Birth Control - Teens and Birth Control
Whether you are male or female, your life can suddenly be changed forever by pregnancy or a sexually transmitted disease (STD). Think for a moment what this would be like for you. The most dependable way to prevent pregnancy and STD infection is not to have sexual intercourse. This is called abstinence. If you do not choose abstinence and are sexually active, always be prepared. To protect ...
Birth Control - When to Call a Doctor
Different birth control methods have different side effects and possible complications. It is important to understand the risks of the birth control method you use. Talk to your health professional if you have concerns about side effects.Call your health professional if you have symptoms of pregnancy, such as having missed one or more periods or having your period but with a lot less bleeding ...
Deciding What's Right for You
Birth control—without it, pregnancy can happen. That's why you need birth control you can count on. There are lots of good options for birth control. Your best choices are those that you find easy to use—so you never go without it. And of course, no matter what kind of birth control you use, you always need a plan for protecting yourself against sexually transmitted infections (STIs).
Some birth control methods work around the clock. Others work only when you use them, which means it's so very important to use them every time you have sex.Birth control methodsAbstinence. Not having sex (abstinence) is the most effective method of birth control and sexually transmitted infection (STI) protection.Barrier methods. The diaphragm, the cap, and male or female condoms are examples of barrier methods. They block the sperm from fertilizing an egg. You use one each time you have sex. And condoms also protect you from STIs. The pill, patch, or vaginal ring. These methods have hormones that stop you from releasing an egg each month (ovulation). You can choose to take a pill at the same time every day, change a patch every week, or change a ring every 3 weeks.Birth control shots. The shot contains hormones that prevent pregnancy for 3 months. You see your doctor every 3 months for the shot.Hormone implants.
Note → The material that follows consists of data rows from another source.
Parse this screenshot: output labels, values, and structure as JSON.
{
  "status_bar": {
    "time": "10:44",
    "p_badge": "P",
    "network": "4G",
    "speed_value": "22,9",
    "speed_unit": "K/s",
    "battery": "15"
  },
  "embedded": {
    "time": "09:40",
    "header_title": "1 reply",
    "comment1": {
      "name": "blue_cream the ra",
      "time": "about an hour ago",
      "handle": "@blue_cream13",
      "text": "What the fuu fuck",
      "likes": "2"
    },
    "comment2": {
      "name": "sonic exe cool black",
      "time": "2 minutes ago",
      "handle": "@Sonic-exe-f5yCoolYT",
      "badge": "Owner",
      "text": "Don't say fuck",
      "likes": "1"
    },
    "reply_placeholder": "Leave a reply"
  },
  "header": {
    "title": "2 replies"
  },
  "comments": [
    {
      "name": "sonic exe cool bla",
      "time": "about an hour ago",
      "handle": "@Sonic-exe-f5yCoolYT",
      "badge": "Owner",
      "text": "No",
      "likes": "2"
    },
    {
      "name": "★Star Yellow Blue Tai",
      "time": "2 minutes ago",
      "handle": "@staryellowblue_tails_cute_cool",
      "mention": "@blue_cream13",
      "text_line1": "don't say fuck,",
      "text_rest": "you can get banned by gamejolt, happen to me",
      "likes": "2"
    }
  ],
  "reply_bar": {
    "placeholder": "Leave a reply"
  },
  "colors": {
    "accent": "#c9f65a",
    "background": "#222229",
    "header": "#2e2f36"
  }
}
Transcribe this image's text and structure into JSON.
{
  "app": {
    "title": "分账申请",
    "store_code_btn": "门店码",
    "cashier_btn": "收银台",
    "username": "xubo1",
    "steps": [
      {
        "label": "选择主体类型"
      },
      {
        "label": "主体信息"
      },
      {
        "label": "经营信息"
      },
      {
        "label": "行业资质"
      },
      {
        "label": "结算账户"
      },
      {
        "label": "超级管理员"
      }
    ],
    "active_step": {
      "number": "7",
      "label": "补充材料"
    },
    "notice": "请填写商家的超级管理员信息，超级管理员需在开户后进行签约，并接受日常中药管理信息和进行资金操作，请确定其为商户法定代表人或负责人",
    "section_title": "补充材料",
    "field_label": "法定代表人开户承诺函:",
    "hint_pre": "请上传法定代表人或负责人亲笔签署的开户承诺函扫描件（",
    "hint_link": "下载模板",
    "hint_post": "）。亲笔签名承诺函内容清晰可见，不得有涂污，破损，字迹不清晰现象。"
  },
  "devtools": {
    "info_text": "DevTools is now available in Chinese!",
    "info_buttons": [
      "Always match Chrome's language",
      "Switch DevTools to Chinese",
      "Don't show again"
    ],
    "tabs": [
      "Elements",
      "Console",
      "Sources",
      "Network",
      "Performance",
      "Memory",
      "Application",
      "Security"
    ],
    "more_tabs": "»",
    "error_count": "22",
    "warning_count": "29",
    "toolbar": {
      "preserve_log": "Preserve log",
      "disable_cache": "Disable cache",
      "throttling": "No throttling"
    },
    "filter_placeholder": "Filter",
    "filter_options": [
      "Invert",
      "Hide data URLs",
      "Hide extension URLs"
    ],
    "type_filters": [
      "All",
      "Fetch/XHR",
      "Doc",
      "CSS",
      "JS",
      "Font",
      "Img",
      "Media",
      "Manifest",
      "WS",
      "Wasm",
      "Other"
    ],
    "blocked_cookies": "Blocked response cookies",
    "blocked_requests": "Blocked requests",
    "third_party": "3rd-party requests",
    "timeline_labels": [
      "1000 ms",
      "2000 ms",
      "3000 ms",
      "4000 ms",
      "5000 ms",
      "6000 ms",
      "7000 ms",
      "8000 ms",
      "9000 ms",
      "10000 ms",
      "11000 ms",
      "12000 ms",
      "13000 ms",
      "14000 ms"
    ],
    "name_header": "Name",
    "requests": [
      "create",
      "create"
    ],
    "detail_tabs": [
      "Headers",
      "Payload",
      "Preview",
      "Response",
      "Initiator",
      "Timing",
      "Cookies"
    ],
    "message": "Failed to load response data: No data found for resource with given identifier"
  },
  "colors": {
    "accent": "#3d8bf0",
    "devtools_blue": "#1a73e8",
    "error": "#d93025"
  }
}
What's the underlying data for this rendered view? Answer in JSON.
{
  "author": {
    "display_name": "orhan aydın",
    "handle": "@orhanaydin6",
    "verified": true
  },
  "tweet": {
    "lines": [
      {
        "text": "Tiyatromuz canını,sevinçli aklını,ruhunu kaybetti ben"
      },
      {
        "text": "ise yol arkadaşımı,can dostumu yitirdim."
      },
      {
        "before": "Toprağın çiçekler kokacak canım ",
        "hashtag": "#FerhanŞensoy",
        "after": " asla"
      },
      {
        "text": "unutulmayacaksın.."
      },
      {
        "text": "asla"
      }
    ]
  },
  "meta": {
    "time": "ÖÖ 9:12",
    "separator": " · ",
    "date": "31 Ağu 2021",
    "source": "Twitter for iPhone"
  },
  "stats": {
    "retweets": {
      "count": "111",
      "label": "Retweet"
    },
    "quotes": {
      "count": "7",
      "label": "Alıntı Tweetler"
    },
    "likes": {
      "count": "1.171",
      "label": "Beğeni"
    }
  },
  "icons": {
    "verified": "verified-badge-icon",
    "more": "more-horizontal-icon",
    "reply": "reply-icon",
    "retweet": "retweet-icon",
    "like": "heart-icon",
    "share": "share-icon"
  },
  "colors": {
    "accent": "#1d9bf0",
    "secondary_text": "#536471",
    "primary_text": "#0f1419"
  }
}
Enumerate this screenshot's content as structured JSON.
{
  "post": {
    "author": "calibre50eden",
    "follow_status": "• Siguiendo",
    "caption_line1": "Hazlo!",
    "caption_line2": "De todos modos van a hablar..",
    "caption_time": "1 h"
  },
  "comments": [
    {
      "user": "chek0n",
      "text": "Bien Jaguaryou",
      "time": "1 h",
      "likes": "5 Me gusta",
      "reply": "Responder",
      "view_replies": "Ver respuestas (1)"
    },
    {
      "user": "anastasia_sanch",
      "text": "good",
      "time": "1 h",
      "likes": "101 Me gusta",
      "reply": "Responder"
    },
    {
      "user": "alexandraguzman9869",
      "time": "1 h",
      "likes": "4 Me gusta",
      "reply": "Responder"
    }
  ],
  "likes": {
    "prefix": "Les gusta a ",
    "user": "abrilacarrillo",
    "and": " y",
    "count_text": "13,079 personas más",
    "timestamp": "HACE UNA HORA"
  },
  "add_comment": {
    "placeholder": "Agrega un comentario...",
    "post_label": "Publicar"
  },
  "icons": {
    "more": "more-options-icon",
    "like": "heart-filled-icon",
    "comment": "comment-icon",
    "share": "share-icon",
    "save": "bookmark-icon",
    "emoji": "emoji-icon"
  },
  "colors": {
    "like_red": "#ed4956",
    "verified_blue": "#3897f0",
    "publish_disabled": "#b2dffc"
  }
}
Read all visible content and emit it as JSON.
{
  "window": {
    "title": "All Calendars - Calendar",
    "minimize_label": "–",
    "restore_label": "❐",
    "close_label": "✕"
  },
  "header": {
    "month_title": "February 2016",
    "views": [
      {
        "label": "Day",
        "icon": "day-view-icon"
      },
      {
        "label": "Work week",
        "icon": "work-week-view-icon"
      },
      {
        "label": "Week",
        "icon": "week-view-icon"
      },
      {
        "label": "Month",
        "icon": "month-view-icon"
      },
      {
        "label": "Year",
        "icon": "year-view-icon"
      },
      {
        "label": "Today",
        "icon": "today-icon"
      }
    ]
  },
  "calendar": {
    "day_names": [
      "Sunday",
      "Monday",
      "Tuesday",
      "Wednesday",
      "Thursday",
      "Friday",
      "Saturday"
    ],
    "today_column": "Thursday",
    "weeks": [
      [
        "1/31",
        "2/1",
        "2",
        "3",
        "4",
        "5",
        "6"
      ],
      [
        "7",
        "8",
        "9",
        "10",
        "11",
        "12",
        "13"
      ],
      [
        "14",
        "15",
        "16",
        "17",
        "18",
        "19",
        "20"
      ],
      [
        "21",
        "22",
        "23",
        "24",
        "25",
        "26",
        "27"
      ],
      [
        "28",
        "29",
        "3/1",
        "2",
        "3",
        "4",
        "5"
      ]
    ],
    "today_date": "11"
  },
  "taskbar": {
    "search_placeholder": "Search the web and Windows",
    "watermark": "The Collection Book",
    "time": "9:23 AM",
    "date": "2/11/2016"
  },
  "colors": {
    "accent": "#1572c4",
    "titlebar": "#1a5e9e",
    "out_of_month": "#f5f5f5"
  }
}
The implant, which is about the size of a matchstick, is put under
HIV (Human Immunodeficiency Virus) Infection - When To Call a Doctor
If you are infected with HIV or caring for someone who is, call 911 or other emergency services immediately if any of the following conditions develop: seizures, loss of consciousness, new weakness in an arm, a leg, or one side of the body.
Human Immunodeficiency Virus (HIV) Test
A human immunodeficiency virus (HIV) test detects antibodies to HIV in the blood. This determines whether an HIV infection is present (HIV - positive).
HIV & AIDS Guide - Cause
Learn about the human immunodeficiency virus (HIV) and how the virus affects the body and immune system.
HIV (Human Immunodeficiency Virus) Infection - Health Tools
Should I start antiretroviral drugs for HIV infection even though I have no symptoms?
HIV Screening - Topic Overview
Getting tested for HIV can be scary,but the condition is treatable. So it is important to get tested if you think you have been exposed. Early detection and monitoring of HIV will help your doctor find out whether the disease is getting worse and when to start treatment. The U.S. Centers for Disease Control and Prevention (CDC) recommends that everyone should get tested for HIV as part of ...
HIV (Human Immunodeficiency Virus) Infection - Medications
Learn about drugs that target HIV (human immunodeficiency virus), the virus that causes AIDS.